» Exercise prompt: Show all lines below holding the string "Maybe".

--- Dataset entries Enclosed Below ---

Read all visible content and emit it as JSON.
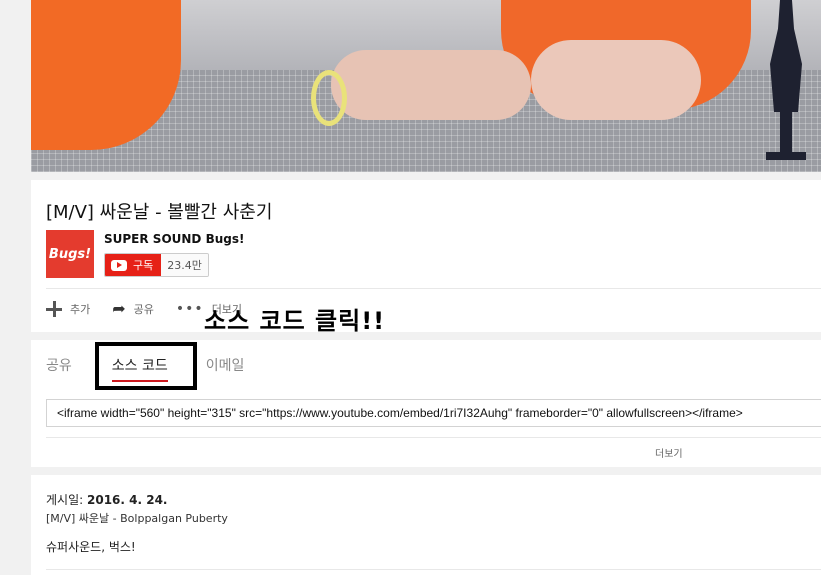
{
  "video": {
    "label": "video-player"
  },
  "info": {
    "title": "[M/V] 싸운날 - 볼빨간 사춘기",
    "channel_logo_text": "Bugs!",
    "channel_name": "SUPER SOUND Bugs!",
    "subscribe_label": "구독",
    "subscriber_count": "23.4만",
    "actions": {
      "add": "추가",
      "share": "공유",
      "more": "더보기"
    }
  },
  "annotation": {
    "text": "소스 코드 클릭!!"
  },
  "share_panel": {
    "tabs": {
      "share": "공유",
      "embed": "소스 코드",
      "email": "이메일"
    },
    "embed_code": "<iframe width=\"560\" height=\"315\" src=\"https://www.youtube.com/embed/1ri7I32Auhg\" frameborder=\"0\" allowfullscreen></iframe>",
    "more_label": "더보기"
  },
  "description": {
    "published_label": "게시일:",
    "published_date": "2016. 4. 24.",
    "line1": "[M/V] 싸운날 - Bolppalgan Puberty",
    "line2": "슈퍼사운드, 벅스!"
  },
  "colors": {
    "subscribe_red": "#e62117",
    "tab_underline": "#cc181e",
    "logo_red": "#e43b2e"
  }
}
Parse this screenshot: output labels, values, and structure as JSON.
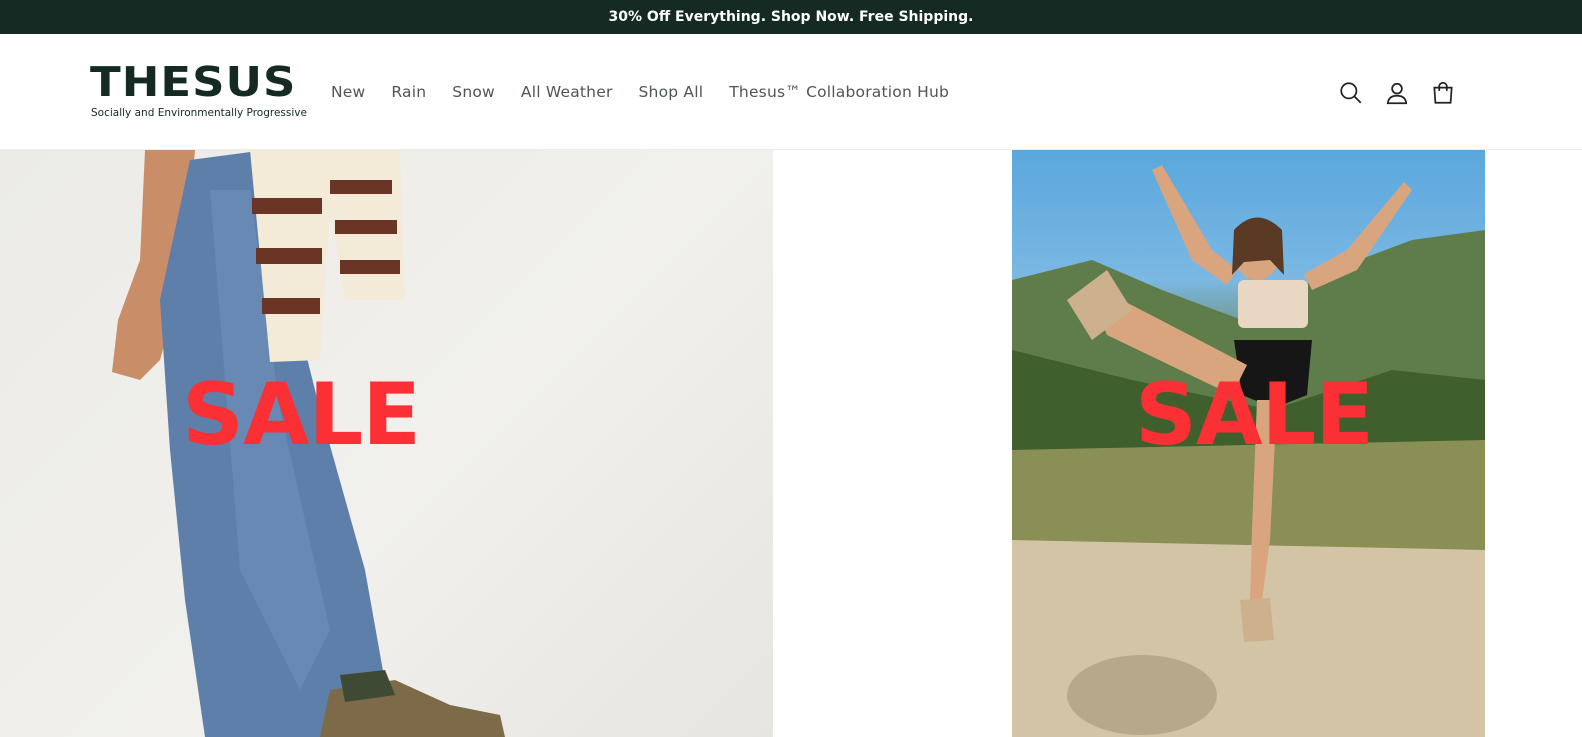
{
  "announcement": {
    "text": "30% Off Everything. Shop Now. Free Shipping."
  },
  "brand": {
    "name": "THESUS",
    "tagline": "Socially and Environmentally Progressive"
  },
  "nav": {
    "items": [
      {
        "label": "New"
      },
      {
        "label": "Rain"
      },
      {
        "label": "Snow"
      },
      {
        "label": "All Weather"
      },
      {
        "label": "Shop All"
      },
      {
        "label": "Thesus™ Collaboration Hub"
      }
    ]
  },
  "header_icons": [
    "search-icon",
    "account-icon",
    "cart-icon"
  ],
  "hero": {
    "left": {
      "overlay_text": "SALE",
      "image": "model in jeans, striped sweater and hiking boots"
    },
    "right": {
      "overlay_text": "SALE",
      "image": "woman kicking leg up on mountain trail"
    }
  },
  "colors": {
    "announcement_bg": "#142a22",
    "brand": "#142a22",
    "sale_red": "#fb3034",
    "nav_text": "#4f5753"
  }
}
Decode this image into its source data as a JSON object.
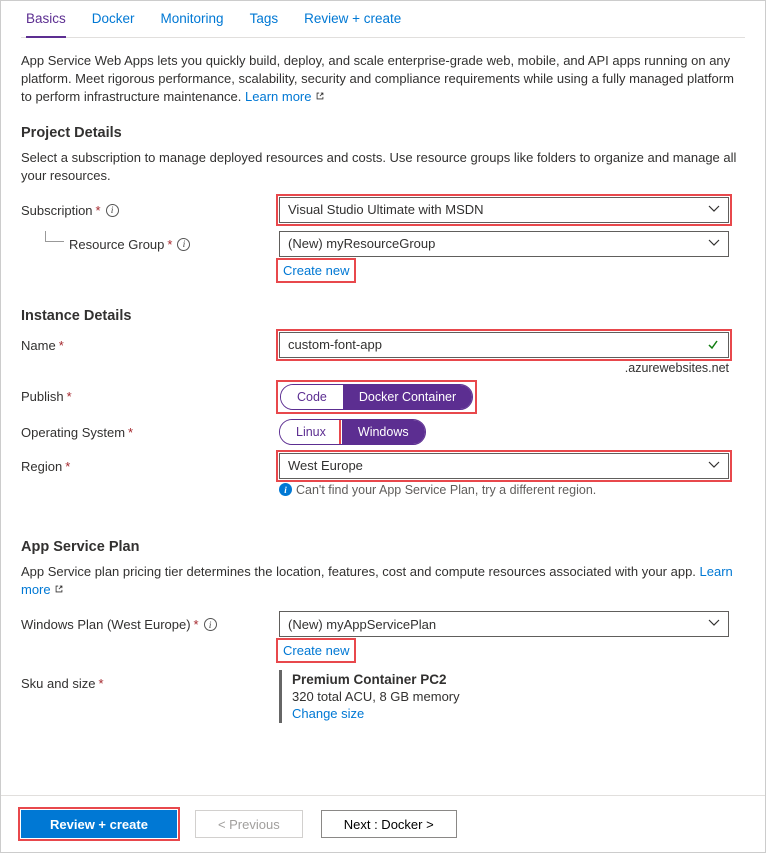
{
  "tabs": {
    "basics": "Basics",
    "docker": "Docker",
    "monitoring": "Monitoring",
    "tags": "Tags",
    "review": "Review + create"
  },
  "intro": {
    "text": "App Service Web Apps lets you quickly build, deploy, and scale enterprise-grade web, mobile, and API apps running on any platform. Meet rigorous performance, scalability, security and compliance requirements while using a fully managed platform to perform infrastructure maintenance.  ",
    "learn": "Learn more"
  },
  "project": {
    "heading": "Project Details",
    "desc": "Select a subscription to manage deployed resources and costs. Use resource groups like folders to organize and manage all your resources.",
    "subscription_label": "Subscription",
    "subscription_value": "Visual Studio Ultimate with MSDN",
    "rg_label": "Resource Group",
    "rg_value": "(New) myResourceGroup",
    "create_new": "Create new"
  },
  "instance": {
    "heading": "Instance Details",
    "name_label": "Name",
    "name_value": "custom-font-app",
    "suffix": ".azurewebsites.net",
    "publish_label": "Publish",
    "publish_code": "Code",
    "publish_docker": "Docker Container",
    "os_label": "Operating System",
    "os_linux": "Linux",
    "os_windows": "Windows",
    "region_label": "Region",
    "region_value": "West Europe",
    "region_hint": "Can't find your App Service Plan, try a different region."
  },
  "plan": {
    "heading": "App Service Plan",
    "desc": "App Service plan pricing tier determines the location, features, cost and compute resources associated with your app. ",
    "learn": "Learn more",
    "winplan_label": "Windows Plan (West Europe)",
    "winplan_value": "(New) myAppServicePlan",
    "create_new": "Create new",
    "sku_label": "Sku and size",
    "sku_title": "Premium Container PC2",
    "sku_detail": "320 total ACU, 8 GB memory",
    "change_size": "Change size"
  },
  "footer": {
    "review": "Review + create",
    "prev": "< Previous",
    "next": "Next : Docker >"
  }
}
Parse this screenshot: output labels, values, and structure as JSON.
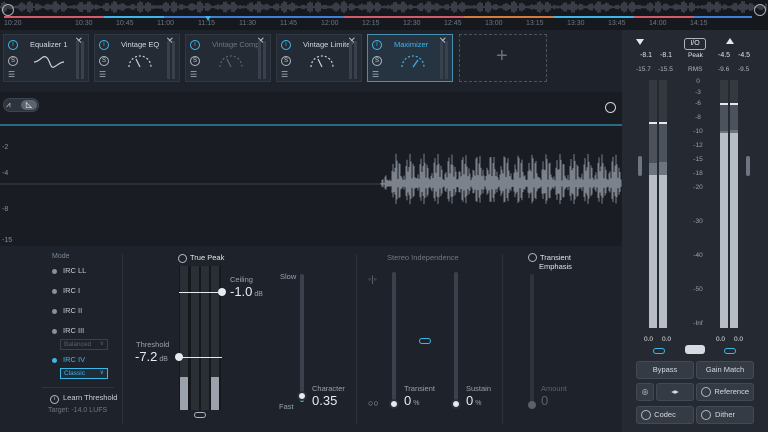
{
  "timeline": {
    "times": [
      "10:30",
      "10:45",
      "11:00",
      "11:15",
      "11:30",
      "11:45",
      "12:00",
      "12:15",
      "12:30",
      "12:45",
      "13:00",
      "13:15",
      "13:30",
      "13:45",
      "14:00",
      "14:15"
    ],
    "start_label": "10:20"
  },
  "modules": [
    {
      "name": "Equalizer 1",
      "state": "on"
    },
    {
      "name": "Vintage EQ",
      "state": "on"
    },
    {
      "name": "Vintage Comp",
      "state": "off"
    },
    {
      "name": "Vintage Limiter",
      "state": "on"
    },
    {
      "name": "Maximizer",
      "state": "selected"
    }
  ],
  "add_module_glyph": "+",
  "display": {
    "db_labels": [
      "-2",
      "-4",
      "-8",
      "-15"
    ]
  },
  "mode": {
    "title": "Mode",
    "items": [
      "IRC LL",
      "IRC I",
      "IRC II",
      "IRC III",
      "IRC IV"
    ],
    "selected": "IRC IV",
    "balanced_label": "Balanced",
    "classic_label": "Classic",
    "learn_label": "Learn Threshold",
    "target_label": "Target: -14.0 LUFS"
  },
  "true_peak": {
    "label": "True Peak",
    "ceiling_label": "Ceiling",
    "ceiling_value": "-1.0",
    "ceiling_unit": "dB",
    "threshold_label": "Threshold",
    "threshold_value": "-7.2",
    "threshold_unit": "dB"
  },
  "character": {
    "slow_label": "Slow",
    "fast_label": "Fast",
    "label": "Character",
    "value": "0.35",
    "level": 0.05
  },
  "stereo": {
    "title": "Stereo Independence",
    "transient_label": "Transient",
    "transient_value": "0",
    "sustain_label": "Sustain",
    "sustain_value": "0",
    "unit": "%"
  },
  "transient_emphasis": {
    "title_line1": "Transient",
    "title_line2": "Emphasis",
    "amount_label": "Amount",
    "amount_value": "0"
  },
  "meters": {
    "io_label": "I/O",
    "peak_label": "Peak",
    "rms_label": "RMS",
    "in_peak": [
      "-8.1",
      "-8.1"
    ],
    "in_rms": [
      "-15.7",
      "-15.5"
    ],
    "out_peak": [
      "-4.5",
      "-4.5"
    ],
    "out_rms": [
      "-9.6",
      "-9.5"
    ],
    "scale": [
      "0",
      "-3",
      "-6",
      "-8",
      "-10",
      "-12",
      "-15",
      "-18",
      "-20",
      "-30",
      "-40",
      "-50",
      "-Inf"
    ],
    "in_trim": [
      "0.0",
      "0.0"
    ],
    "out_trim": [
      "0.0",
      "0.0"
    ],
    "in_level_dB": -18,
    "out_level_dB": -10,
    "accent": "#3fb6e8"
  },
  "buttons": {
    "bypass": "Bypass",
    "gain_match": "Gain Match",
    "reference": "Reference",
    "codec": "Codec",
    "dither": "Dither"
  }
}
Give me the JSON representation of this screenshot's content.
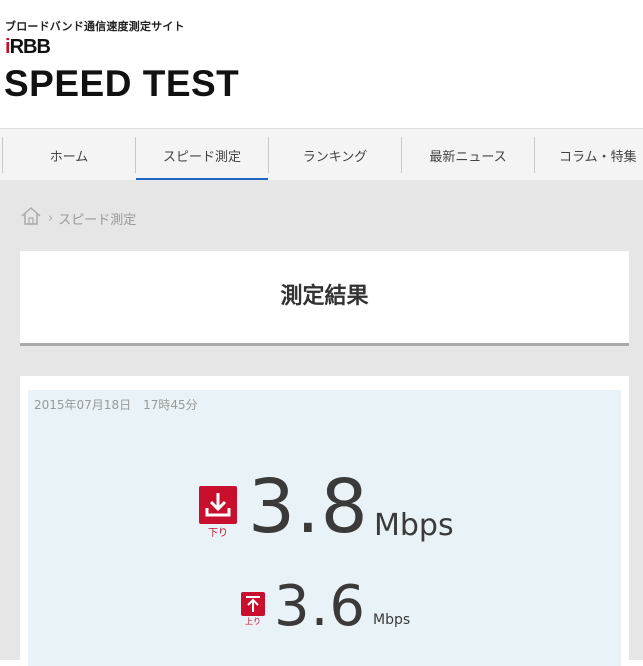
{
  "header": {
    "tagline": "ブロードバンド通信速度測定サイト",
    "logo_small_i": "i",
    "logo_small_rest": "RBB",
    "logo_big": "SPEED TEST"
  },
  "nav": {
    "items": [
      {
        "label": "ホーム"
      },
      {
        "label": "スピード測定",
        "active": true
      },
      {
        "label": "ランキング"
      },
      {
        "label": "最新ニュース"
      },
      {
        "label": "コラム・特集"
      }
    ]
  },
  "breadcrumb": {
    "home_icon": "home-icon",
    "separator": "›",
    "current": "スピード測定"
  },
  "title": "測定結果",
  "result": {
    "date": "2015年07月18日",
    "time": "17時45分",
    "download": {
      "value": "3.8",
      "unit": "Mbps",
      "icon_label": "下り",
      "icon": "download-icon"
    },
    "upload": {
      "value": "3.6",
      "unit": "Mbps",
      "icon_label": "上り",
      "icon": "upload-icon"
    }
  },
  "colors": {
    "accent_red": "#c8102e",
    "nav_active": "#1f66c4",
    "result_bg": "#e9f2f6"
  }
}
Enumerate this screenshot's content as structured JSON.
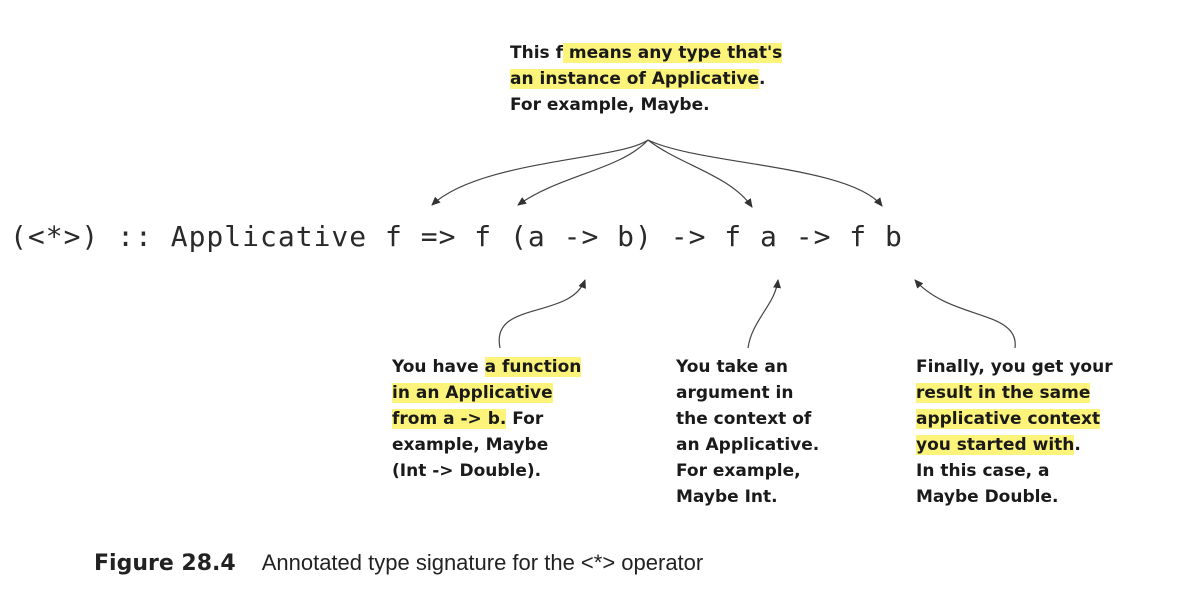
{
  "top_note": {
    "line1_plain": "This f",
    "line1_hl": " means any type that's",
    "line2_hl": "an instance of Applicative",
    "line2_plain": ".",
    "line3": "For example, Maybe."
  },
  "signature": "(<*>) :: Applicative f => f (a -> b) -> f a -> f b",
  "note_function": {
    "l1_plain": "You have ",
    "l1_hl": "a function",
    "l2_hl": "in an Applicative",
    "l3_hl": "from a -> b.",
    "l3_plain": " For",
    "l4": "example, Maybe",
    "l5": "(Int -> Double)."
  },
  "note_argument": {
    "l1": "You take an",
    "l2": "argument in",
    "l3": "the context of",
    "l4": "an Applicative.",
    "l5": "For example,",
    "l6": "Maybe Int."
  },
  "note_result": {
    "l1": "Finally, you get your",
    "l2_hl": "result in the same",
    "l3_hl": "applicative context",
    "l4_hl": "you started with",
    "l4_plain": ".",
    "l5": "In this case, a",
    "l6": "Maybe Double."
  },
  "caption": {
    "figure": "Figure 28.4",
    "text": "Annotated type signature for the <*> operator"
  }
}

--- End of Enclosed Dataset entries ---

» Output below:
    "line3": "For example, Maybe."
    "l4": "example, Maybe",
    "l6": "Maybe Int."
    "l6": "Maybe Double."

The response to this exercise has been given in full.